§ Problem statement
Would you please copy each line of the data in which the string "icon" occurs?

[[ Input, beginning ]]

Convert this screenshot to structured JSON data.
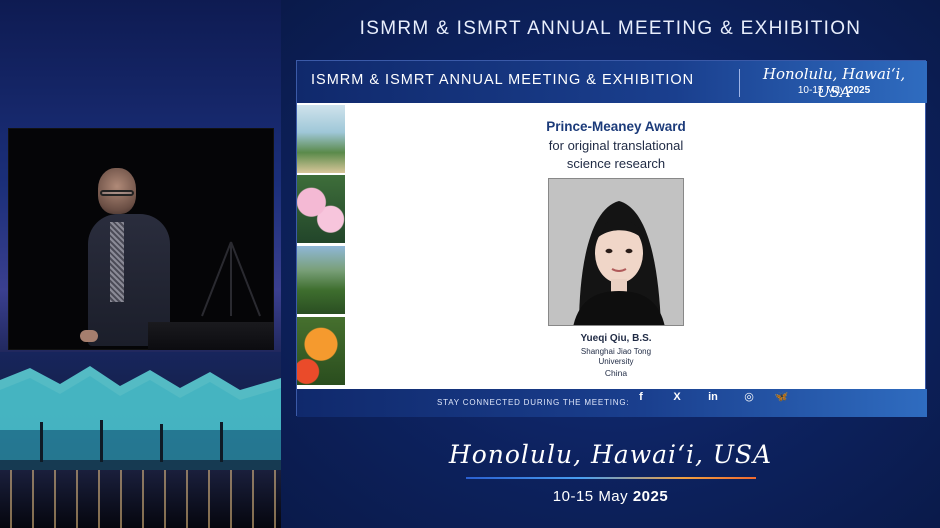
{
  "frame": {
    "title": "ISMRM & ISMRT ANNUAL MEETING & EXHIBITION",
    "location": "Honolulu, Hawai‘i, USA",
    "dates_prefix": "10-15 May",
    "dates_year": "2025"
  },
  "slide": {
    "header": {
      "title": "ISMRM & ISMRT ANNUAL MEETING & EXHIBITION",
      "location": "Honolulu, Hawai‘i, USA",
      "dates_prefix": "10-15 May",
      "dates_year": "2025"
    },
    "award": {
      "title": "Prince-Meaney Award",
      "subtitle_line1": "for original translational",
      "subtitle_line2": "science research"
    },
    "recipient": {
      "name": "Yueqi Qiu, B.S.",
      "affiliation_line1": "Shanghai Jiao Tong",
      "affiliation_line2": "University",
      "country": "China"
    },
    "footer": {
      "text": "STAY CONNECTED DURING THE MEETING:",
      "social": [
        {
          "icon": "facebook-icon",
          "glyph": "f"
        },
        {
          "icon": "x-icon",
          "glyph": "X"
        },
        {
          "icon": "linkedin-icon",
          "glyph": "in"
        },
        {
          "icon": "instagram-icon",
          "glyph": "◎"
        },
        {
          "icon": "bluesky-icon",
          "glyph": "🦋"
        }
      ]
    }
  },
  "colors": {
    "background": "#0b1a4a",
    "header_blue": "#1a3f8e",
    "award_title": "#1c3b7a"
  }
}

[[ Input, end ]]

§ Exercise response
          "icon": "facebook-icon",
          "icon": "x-icon",
          "icon": "linkedin-icon",
          "icon": "instagram-icon",
          "icon": "bluesky-icon",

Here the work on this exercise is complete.